**Work task**
Write out all of the records, keeping each one exactly as written.

#### Records to process

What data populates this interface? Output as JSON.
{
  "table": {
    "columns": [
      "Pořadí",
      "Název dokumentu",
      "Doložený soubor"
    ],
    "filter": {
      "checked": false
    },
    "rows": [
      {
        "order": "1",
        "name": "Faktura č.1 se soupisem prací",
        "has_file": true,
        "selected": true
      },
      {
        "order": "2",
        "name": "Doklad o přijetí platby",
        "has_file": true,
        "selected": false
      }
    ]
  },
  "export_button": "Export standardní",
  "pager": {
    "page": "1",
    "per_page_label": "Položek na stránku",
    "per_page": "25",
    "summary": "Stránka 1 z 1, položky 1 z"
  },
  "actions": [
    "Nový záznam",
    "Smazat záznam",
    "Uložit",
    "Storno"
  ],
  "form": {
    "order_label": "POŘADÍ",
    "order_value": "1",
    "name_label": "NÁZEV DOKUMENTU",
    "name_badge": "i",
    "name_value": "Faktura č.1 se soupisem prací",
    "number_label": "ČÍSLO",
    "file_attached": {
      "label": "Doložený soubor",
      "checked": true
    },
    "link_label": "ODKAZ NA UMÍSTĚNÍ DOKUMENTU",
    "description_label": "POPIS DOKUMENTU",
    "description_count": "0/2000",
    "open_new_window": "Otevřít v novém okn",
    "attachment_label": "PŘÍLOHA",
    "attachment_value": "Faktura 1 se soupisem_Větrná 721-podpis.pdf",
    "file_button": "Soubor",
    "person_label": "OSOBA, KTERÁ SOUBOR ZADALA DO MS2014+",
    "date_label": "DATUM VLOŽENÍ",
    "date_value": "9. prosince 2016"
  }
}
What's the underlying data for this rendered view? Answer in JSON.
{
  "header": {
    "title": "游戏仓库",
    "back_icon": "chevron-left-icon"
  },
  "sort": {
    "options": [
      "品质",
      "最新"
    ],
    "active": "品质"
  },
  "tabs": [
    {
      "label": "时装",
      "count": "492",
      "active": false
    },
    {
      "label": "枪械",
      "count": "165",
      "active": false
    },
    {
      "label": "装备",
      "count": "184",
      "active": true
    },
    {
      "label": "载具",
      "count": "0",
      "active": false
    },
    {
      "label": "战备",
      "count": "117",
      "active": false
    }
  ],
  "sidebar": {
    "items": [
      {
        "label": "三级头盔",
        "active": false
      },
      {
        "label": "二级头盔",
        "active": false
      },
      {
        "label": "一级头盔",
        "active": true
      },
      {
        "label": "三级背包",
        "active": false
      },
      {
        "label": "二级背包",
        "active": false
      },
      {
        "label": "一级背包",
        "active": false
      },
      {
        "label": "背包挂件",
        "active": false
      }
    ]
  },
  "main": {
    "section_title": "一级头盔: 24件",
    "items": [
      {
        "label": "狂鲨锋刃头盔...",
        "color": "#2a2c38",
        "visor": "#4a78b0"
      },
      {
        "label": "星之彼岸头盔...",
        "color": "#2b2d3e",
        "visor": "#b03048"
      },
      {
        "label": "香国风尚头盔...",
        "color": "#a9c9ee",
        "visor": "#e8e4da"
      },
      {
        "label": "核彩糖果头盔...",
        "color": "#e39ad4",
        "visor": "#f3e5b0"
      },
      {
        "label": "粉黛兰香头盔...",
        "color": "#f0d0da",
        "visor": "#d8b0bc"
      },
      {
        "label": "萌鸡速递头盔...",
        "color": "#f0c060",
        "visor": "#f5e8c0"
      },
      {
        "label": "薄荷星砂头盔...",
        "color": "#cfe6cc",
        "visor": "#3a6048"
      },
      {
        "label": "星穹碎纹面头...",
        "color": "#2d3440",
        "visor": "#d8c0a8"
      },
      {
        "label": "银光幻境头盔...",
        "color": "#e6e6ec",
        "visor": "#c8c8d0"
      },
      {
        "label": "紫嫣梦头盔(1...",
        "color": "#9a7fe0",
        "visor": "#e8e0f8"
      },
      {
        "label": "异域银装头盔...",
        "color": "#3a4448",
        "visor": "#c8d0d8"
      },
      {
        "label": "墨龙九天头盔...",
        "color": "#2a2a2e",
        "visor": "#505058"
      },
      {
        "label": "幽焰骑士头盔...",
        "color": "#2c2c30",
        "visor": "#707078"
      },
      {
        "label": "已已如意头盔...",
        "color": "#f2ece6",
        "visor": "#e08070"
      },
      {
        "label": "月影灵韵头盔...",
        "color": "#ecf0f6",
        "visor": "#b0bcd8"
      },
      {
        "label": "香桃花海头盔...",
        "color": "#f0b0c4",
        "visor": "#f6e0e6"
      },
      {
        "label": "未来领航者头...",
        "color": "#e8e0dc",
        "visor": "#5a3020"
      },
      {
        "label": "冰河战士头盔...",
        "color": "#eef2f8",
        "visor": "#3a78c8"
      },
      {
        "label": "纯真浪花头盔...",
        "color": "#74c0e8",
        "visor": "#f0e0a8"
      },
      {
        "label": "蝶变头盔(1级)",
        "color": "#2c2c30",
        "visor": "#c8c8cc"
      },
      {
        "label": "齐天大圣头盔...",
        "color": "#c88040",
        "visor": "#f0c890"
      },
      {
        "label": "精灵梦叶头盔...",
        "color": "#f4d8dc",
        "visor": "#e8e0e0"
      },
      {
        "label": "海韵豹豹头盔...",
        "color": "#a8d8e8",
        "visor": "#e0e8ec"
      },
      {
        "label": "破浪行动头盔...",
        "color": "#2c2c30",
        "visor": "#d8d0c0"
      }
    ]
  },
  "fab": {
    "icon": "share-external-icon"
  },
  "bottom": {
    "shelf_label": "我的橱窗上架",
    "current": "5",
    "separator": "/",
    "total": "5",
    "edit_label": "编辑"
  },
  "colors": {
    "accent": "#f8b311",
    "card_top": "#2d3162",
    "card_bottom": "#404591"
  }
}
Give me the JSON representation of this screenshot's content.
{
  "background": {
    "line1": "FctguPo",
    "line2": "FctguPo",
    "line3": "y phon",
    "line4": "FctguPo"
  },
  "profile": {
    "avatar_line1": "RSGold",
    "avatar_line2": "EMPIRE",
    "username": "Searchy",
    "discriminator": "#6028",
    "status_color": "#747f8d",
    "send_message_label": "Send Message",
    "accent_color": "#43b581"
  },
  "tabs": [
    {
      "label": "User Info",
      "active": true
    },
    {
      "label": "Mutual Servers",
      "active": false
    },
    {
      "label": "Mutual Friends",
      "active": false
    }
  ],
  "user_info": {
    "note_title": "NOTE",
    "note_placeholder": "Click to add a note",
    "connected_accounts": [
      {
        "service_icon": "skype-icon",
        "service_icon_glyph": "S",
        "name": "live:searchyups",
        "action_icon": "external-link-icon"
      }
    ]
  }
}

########

**Exercise response**
What data populates this interface? Output as JSON.
{
  "table": {
    "columns": [
      "Pořadí",
      "Název dokumentu",
      "Doložený soubor"
    ],
    "filter": {
      "checked": false
    },
    "rows": [
      {
        "order": "1",
        "name": "Faktura č.1 se soupisem prací",
        "has_file": true,
        "selected": true
      },
      {
        "order": "2",
        "name": "Doklad o přijetí platby",
        "has_file": true,
        "selected": false
      }
    ]
  },
  "export_button": "Export standardní",
  "pager": {
    "page": "1",
    "per_page_label": "Položek na stránku",
    "per_page": "25",
    "summary": "Stránka 1 z 1, položky 1 z"
  },
  "actions": [
    "Nový záznam",
    "Smazat záznam",
    "Uložit",
    "Storno"
  ],
  "form": {
    "order_label": "POŘADÍ",
    "order_value": "1",
    "name_label": "NÁZEV DOKUMENTU",
    "name_badge": "i",
    "name_value": "Faktura č.1 se soupisem prací",
    "number_label": "ČÍSLO",
    "file_attached": {
      "label": "Doložený soubor",
      "checked": true
    },
    "link_label": "ODKAZ NA UMÍSTĚNÍ DOKUMENTU",
    "description_label": "POPIS DOKUMENTU",
    "description_count": "0/2000",
    "open_new_window": "Otevřít v novém okn",
    "attachment_label": "PŘÍLOHA",
    "attachment_value": "Faktura 1 se soupisem_Větrná 721-podpis.pdf",
    "file_button": "Soubor",
    "person_label": "OSOBA, KTERÁ SOUBOR ZADALA DO MS2014+",
    "date_label": "DATUM VLOŽENÍ",
    "date_value": "9. prosince 2016"
  }
}
What's the underlying data for this rendered view? Answer in JSON.
{
  "header": {
    "title": "游戏仓库",
    "back_icon": "chevron-left-icon"
  },
  "sort": {
    "options": [
      "品质",
      "最新"
    ],
    "active": "品质"
  },
  "tabs": [
    {
      "label": "时装",
      "count": "492",
      "active": false
    },
    {
      "label": "枪械",
      "count": "165",
      "active": false
    },
    {
      "label": "装备",
      "count": "184",
      "active": true
    },
    {
      "label": "载具",
      "count": "0",
      "active": false
    },
    {
      "label": "战备",
      "count": "117",
      "active": false
    }
  ],
  "sidebar": {
    "items": [
      {
        "label": "三级头盔",
        "active": false
      },
      {
        "label": "二级头盔",
        "active": false
      },
      {
        "label": "一级头盔",
        "active": true
      },
      {
        "label": "三级背包",
        "active": false
      },
      {
        "label": "二级背包",
        "active": false
      },
      {
        "label": "一级背包",
        "active": false
      },
      {
        "label": "背包挂件",
        "active": false
      }
    ]
  },
  "main": {
    "section_title": "一级头盔: 24件",
    "items": [
      {
        "label": "狂鲨锋刃头盔...",
        "color": "#2a2c38",
        "visor": "#4a78b0"
      },
      {
        "label": "星之彼岸头盔...",
        "color": "#2b2d3e",
        "visor": "#b03048"
      },
      {
        "label": "香国风尚头盔...",
        "color": "#a9c9ee",
        "visor": "#e8e4da"
      },
      {
        "label": "核彩糖果头盔...",
        "color": "#e39ad4",
        "visor": "#f3e5b0"
      },
      {
        "label": "粉黛兰香头盔...",
        "color": "#f0d0da",
        "visor": "#d8b0bc"
      },
      {
        "label": "萌鸡速递头盔...",
        "color": "#f0c060",
        "visor": "#f5e8c0"
      },
      {
        "label": "薄荷星砂头盔...",
        "color": "#cfe6cc",
        "visor": "#3a6048"
      },
      {
        "label": "星穹碎纹面头...",
        "color": "#2d3440",
        "visor": "#d8c0a8"
      },
      {
        "label": "银光幻境头盔...",
        "color": "#e6e6ec",
        "visor": "#c8c8d0"
      },
      {
        "label": "紫嫣梦头盔(1...",
        "color": "#9a7fe0",
        "visor": "#e8e0f8"
      },
      {
        "label": "异域银装头盔...",
        "color": "#3a4448",
        "visor": "#c8d0d8"
      },
      {
        "label": "墨龙九天头盔...",
        "color": "#2a2a2e",
        "visor": "#505058"
      },
      {
        "label": "幽焰骑士头盔...",
        "color": "#2c2c30",
        "visor": "#707078"
      },
      {
        "label": "已已如意头盔...",
        "color": "#f2ece6",
        "visor": "#e08070"
      },
      {
        "label": "月影灵韵头盔...",
        "color": "#ecf0f6",
        "visor": "#b0bcd8"
      },
      {
        "label": "香桃花海头盔...",
        "color": "#f0b0c4",
        "visor": "#f6e0e6"
      },
      {
        "label": "未来领航者头...",
        "color": "#e8e0dc",
        "visor": "#5a3020"
      },
      {
        "label": "冰河战士头盔...",
        "color": "#eef2f8",
        "visor": "#3a78c8"
      },
      {
        "label": "纯真浪花头盔...",
        "color": "#74c0e8",
        "visor": "#f0e0a8"
      },
      {
        "label": "蝶变头盔(1级)",
        "color": "#2c2c30",
        "visor": "#c8c8cc"
      },
      {
        "label": "齐天大圣头盔...",
        "color": "#c88040",
        "visor": "#f0c890"
      },
      {
        "label": "精灵梦叶头盔...",
        "color": "#f4d8dc",
        "visor": "#e8e0e0"
      },
      {
        "label": "海韵豹豹头盔...",
        "color": "#a8d8e8",
        "visor": "#e0e8ec"
      },
      {
        "label": "破浪行动头盔...",
        "color": "#2c2c30",
        "visor": "#d8d0c0"
      }
    ]
  },
  "fab": {
    "icon": "share-external-icon"
  },
  "bottom": {
    "shelf_label": "我的橱窗上架",
    "current": "5",
    "separator": "/",
    "total": "5",
    "edit_label": "编辑"
  },
  "colors": {
    "accent": "#f8b311",
    "card_top": "#2d3162",
    "card_bottom": "#404591"
  }
}
Give me the JSON representation of this screenshot's content.
{
  "background": {
    "line1": "FctguPo",
    "line2": "FctguPo",
    "line3": "y phon",
    "line4": "FctguPo"
  },
  "profile": {
    "avatar_line1": "RSGold",
    "avatar_line2": "EMPIRE",
    "username": "Searchy",
    "discriminator": "#6028",
    "status_color": "#747f8d",
    "send_message_label": "Send Message",
    "accent_color": "#43b581"
  },
  "tabs": [
    {
      "label": "User Info",
      "active": true
    },
    {
      "label": "Mutual Servers",
      "active": false
    },
    {
      "label": "Mutual Friends",
      "active": false
    }
  ],
  "user_info": {
    "note_title": "NOTE",
    "note_placeholder": "Click to add a note",
    "connected_accounts": [
      {
        "service_icon": "skype-icon",
        "service_icon_glyph": "S",
        "name": "live:searchyups",
        "action_icon": "external-link-icon"
      }
    ]
  }
}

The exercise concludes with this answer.